What Is a Sportsbook?

A sportsbook is a type of gambling establishment that accepts wagers on various sporting events and games. It can also offer other services such as a racebook, online casino, and live gaming. Its customer support is a big draw and offers multiple banking options, fast withdrawals, and low transaction charges. Its security is another key factor that makes it a popular choice among bettors.

The sportsbook business has grown tremendously since its introduction in the early 2000s. Currently, it is one of the fastest growing online gambling industries. It is estimated that the market is worth over $50 billion, and it continues to grow. As more people are looking for an alternative to traditional casinos and betting outlets, sportsbooks have become a popular destination for gamblers.

Unlike traditional casinos, sportsbooks are licensed to operate in select states and can be found on the Internet. Some are even available on gambling cruises and self-serve kiosks. Some are legally run by government agencies while others are illegally operated by individuals referred to as “bookies.” Legal sportsbooks often use computer systems to track wagers, payouts, and debts.

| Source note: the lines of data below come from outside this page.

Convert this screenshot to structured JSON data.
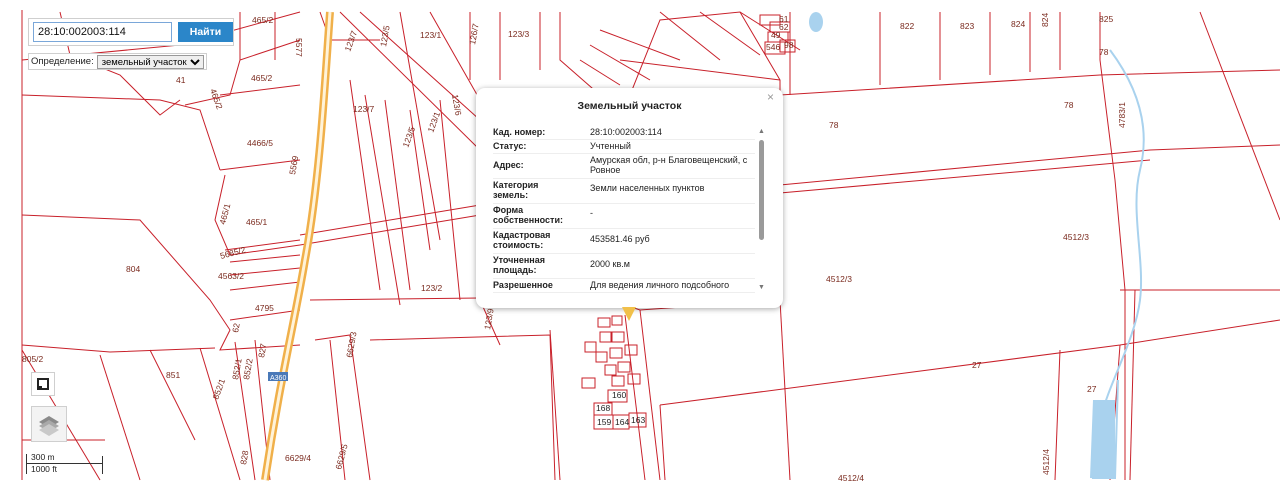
{
  "search": {
    "value": "28:10:002003:114",
    "button_label": "Найти"
  },
  "definition": {
    "label": "Определение:",
    "selected": "земельный участок"
  },
  "popup": {
    "title": "Земельный участок",
    "close_symbol": "×",
    "rows": [
      {
        "key": "Кад. номер:",
        "value": "28:10:002003:114"
      },
      {
        "key": "Статус:",
        "value": "Учтенный"
      },
      {
        "key": "Адрес:",
        "value": "Амурская обл, р-н Благовещенский, с Ровное"
      },
      {
        "key": "Категория земель:",
        "value": "Земли населенных пунктов"
      },
      {
        "key": "Форма собственности:",
        "value": "-"
      },
      {
        "key": "Кадастровая стоимость:",
        "value": "453581.46 руб"
      },
      {
        "key": "Уточненная площадь:",
        "value": "2000 кв.м"
      },
      {
        "key": "Разрешенное",
        "value": "Для ведения личного подсобного"
      }
    ]
  },
  "scale": {
    "top": "300 m",
    "bottom": "1000 ft"
  },
  "parcel_labels": [
    "465/2",
    "5577",
    "123/7",
    "123/5",
    "123/1",
    "126/7",
    "123/3",
    "465/2",
    "41",
    "465/2",
    "123/6",
    "123/7",
    "4466/5",
    "123/5",
    "123/1",
    "5569",
    "465/1",
    "465/1",
    "5685/2",
    "4563/2",
    "804",
    "4795",
    "62",
    "123/2",
    "6629/3",
    "123/9",
    "805/2",
    "851",
    "852/1",
    "852/1",
    "827",
    "852/2",
    "828",
    "6629/4",
    "6629/5",
    "160",
    "168",
    "159",
    "164",
    "163",
    "822",
    "823",
    "824",
    "824",
    "825",
    "78",
    "4783/1",
    "78",
    "78",
    "4512/3",
    "4512/3",
    "27",
    "27",
    "4512/4",
    "4512/4",
    "49",
    "61",
    "62",
    "546",
    "98"
  ],
  "road_shield": "А360",
  "colors": {
    "parcel_line": "#c8202a",
    "road": "#f0b04a",
    "water": "#a9d2ee",
    "button": "#2b86c9"
  }
}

In addition to offering a variety of gaming products, many sportsbooks also feature eSports and fantasy sports betting. eSports betting is a growing segment of the market and offers many advantages over traditional sports betting. It is estimated that eSports will be a $2 billion industry by 2025, making it a major source of revenue for sportsbooks.

Most sportsbooks use a handicapping system to balance bettors on both sides of an event. This system determines the odds for each bet, which are then adjusted to generate a profit in the long term. It is important for a sportsbook to have accurate odds and prices to attract customers.

The betting volume at a sportsbook fluctuates throughout the year. Some sports are more popular than others, and the amount of money wagered increases when those teams are in season. In addition, major sporting events such as the World Cup and the Super Bowl have high peak volumes. In the US, most sportsbooks are regulated by state laws. However, some are run by private organizations that operate over the Internet and on gambling cruises.

A good sportsbook will have a streamlined interface and well-written content. This will ensure that punters are able to navigate the site quickly and find what they are looking for. It should also include useful guides and information that can help new punters understand the intricacies of the sport they are betting on. This will make it easier for them to place bets that have a higher probability of winning. In addition, the sportsbook should have a good reputation for handling payment and withdrawl issues in a timely manner. Finally, a sportsbook should be able to provide customer service through multiple channels such as email, phone, and chat. This will help build trust among customers and boost their betting experience. It is also helpful to have a wide selection of betting markets.